◆ Your objective
Whenever "icon" appears in a line, please copy that line from the data.

[Records provided — start]

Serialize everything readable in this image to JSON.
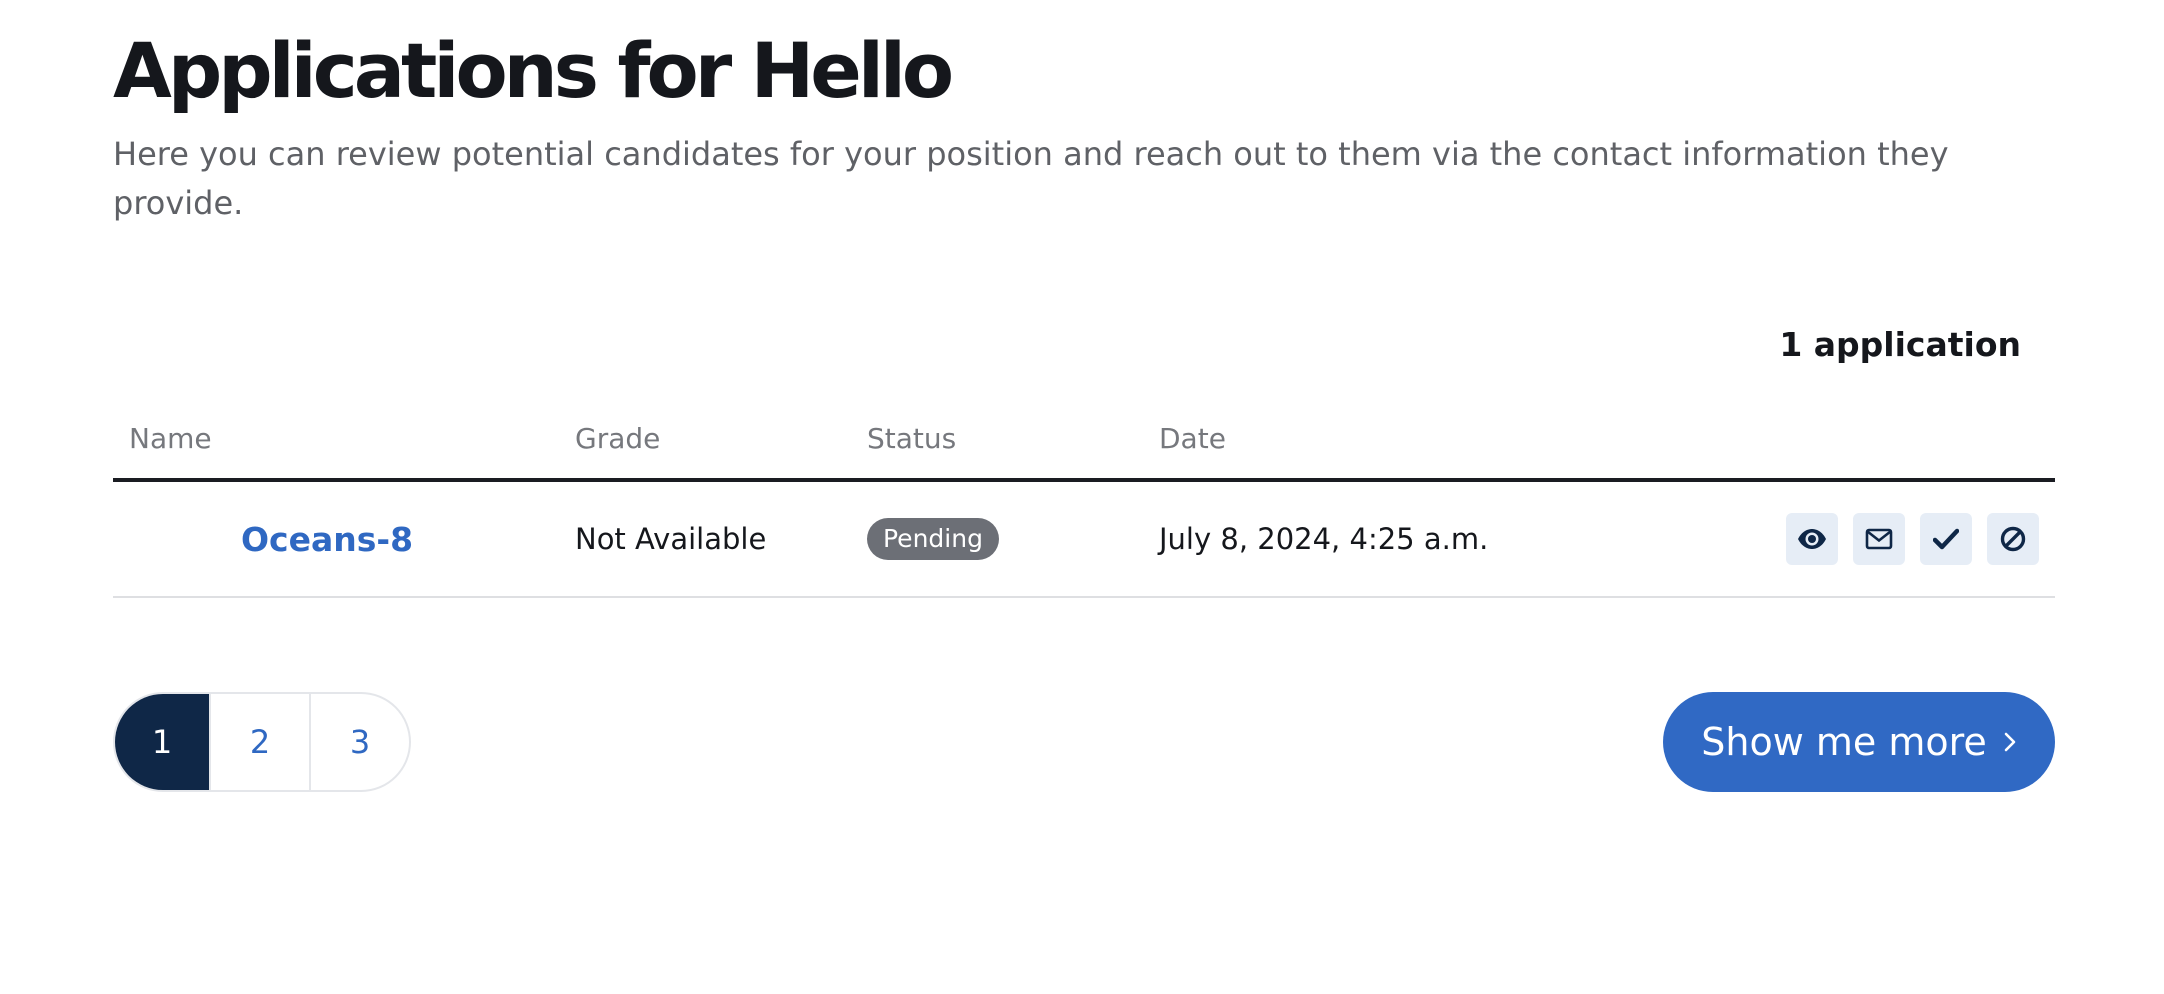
{
  "header": {
    "title": "Applications for Hello",
    "subtitle": "Here you can review potential candidates for your position and reach out to them via the contact information they provide."
  },
  "summary": {
    "count_label": "1 application"
  },
  "table": {
    "columns": [
      "Name",
      "Grade",
      "Status",
      "Date"
    ],
    "rows": [
      {
        "name": "Oceans-8",
        "grade": "Not Available",
        "status": "Pending",
        "date": "July 8, 2024, 4:25 a.m.",
        "actions": [
          "eye-icon",
          "envelope-icon",
          "check-icon",
          "ban-icon"
        ]
      }
    ]
  },
  "pagination": {
    "pages": [
      "1",
      "2",
      "3"
    ],
    "current": "1"
  },
  "more_button": {
    "label": "Show me more",
    "icon": "chevron-right-icon"
  },
  "colors": {
    "accent": "#2f68c2",
    "active_page": "#0f2747",
    "badge_pending": "#6c6f76",
    "action_bg": "#e6edf6"
  }
}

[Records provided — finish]

◆ Task output
          "eye-icon",
          "envelope-icon",
          "check-icon",
          "ban-icon"
    "icon": "chevron-right-icon"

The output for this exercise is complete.